With respect to all of the foregoing embodiments of the clip, it is important to form the clip so that it has a resiliency or springiness so that it will firmly lock in the locked closed position and hold the archwire in the archwire slot until such time as the orthodontist uses a scaler or other instrument to move the clip to an open position. The thickness of the clip is one factor in determining how much force the clip is able to apply when it is in the locked closed position. Accordingly, it is preferred that the clip having substantially uniform thickness in the range of about 0.0004 inch to about 0.012 inch, and more preferably the clip has a substantially uniform thickness in the range of about 0.007 inch to about 0.009 inch. In one embodiment, the clip has a substantially uniform thickness of about 0.009 inch. A clip having a relatively greater thickness provides an increase in stiffness and its ability to firmly stay locked in the locked closed position and firmly open in the open position.
With respect to all of the embodiments of the orthodontic bracket disclosed herein, the bracket can be used without the clip as orthodontic brackets normally would be used to treat a patient. The locking ridges disclosed herein can act as a handle on the bracket for use without a clip in a case where, for example, there is a severely angled cuspid and to aid in bringing it into position, the orthodontist can loop a spring around a locking ridge. Also, the orthodontic bracket disclosed herein can be used without a clip where a crimpable hook is placed in the center of the bracket in between the locking ridges which can be used to aid in retraction.

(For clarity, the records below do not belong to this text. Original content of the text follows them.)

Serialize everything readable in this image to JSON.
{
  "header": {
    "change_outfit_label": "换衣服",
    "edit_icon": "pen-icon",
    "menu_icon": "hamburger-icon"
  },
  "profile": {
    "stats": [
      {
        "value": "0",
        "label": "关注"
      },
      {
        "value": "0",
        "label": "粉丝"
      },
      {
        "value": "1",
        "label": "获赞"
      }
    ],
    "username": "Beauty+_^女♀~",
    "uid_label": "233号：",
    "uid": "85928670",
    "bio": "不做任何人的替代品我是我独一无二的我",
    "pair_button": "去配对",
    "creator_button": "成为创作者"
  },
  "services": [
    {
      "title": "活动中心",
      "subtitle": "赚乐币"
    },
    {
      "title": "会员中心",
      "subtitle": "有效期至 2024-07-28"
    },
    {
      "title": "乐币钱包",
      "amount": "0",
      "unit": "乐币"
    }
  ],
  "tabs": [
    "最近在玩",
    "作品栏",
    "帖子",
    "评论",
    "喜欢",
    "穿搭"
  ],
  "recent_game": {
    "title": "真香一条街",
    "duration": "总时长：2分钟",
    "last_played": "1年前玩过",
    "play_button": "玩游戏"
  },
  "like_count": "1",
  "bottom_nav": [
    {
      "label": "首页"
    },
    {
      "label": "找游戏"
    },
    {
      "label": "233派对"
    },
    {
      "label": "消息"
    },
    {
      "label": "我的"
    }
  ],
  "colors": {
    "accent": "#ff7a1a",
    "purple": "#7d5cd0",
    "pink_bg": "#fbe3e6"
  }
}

Although the present invention has been described in the context of preferred embodiments, it is not intended to limit the invention to the embodiments described. Accordingly, modifications may be made to the disclosed embodiments without departing from the spirit and scope of the invention. Accordingly, various features and aspects of the disclosed embodiments may be combined with or substituted for one another in order to form varying modes of the invention.